TASK: In the data below, find each line carrying the string "handle" and copy it out.

INFORMATION PROVIDED:
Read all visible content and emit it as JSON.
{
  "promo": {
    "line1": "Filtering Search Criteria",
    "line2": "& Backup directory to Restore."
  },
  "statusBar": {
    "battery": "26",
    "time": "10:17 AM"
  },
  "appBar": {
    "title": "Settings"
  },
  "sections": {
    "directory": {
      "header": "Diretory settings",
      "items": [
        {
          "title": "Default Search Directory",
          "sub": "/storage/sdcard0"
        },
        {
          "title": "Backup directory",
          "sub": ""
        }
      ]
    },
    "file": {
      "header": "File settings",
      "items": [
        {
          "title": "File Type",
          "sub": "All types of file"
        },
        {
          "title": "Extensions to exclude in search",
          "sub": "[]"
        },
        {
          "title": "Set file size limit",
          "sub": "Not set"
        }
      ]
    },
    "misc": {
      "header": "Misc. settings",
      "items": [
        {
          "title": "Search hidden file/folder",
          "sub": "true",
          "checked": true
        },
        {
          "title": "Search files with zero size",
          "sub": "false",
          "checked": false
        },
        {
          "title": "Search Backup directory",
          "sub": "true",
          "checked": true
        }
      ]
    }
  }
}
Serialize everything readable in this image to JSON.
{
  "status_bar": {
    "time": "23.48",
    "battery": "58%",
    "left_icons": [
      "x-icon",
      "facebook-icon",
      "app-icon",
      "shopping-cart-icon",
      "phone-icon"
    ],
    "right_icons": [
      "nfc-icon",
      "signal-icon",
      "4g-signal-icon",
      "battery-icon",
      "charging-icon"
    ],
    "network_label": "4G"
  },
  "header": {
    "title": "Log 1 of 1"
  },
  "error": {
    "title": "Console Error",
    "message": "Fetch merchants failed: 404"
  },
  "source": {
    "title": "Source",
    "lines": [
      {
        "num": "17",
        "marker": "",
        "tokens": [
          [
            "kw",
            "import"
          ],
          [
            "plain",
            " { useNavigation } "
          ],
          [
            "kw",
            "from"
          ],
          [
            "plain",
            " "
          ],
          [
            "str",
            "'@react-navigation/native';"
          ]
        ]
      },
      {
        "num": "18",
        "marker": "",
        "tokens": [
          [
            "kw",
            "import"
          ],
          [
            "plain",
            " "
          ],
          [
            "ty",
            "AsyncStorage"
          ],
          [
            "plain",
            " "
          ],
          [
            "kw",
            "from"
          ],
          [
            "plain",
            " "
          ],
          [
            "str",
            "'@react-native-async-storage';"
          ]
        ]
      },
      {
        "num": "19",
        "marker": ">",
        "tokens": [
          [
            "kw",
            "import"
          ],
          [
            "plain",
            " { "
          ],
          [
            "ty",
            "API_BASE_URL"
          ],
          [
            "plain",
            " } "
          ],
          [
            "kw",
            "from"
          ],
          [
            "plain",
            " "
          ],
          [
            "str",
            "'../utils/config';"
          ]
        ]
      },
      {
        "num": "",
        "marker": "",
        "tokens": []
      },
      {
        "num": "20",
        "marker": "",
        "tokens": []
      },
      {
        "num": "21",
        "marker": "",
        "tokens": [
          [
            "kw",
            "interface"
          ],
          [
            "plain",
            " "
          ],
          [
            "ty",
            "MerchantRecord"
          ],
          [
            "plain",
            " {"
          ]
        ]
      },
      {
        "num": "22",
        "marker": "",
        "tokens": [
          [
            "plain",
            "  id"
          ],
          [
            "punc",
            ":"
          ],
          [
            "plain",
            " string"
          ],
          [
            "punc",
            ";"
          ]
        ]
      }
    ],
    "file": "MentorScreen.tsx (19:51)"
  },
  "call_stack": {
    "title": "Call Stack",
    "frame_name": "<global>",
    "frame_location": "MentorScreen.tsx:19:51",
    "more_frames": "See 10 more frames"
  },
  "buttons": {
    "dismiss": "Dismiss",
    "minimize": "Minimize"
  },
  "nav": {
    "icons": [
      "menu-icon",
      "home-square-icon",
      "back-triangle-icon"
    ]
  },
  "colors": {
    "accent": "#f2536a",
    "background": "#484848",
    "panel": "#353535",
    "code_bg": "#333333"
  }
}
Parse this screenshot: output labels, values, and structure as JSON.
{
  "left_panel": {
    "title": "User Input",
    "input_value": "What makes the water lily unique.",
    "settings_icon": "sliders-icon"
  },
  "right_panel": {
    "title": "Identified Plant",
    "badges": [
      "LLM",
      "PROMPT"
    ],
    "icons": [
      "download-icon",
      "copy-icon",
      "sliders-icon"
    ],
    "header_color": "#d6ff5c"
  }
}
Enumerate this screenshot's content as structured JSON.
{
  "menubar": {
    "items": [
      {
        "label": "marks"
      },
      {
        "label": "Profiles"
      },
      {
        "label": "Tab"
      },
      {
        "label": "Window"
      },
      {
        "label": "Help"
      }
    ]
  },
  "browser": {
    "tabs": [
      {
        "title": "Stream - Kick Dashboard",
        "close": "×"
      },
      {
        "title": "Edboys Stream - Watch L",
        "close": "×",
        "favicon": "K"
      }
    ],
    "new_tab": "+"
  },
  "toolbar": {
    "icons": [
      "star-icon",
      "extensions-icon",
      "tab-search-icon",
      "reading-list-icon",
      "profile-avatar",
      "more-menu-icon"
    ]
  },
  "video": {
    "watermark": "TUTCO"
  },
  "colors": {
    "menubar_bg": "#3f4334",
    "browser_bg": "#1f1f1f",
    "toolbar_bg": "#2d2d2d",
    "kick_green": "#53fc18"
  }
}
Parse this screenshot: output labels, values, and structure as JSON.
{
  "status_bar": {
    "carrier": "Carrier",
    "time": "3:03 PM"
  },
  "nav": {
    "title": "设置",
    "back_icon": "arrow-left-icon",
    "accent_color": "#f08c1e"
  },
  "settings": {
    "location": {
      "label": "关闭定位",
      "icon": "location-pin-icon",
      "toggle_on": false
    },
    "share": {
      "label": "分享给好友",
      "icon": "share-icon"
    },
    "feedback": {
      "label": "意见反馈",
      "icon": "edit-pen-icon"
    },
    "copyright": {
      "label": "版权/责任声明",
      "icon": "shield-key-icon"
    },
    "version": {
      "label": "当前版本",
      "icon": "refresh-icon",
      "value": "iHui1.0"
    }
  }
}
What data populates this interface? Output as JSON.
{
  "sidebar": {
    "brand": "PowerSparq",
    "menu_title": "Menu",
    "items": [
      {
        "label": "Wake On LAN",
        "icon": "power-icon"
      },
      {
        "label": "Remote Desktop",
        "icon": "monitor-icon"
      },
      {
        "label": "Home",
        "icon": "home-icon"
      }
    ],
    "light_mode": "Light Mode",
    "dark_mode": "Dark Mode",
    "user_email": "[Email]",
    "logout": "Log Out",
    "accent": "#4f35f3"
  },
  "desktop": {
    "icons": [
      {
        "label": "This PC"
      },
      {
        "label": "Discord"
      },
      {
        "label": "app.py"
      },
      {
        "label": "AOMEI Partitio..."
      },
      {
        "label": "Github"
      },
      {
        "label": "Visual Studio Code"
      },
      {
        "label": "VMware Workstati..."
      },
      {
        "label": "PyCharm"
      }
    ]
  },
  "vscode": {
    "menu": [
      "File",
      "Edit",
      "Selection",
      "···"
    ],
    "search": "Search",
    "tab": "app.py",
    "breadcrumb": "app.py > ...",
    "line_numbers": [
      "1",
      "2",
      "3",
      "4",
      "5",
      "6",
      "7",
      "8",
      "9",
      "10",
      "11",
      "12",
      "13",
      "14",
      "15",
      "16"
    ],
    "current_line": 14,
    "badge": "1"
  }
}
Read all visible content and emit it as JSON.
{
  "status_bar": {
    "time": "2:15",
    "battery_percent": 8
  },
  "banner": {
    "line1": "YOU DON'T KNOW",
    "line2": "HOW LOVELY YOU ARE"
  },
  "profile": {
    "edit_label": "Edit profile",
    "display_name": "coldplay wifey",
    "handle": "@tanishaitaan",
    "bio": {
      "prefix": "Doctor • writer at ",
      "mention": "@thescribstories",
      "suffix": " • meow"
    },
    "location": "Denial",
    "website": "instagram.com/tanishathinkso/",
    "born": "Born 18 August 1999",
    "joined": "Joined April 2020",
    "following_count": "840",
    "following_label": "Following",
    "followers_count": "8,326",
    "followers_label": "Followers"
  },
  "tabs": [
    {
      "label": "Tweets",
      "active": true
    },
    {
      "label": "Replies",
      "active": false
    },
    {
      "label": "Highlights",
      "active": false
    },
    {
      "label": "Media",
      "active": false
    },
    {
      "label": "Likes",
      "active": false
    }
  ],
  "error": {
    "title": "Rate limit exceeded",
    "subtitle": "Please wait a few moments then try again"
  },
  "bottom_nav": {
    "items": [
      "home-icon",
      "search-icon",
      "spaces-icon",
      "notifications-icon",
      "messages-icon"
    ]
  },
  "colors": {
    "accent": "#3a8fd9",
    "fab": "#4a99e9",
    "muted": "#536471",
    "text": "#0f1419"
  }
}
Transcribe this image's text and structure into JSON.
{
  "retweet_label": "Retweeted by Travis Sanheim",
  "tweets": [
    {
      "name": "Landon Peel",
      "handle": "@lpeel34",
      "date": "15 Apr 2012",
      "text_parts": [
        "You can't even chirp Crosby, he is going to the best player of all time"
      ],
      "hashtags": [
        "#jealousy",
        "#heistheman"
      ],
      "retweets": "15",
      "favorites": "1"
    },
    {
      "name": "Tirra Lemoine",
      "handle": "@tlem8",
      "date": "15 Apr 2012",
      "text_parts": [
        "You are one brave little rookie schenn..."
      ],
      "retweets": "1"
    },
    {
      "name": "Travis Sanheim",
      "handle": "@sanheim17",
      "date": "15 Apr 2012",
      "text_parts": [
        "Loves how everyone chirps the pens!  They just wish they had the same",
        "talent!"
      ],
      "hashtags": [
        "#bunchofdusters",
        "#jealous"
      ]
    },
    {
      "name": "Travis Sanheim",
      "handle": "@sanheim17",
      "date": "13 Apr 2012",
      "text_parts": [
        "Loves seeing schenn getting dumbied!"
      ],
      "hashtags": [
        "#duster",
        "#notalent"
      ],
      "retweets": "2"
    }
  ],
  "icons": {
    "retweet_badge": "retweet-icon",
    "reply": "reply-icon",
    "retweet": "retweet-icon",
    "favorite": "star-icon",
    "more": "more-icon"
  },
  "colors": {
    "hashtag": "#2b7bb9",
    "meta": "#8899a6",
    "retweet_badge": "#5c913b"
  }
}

RESULT OF THIS EXERCISE:
    "handle": "@tanishaitaan",
      "handle": "@lpeel34",
      "handle": "@tlem8",
      "handle": "@sanheim17",
      "handle": "@sanheim17",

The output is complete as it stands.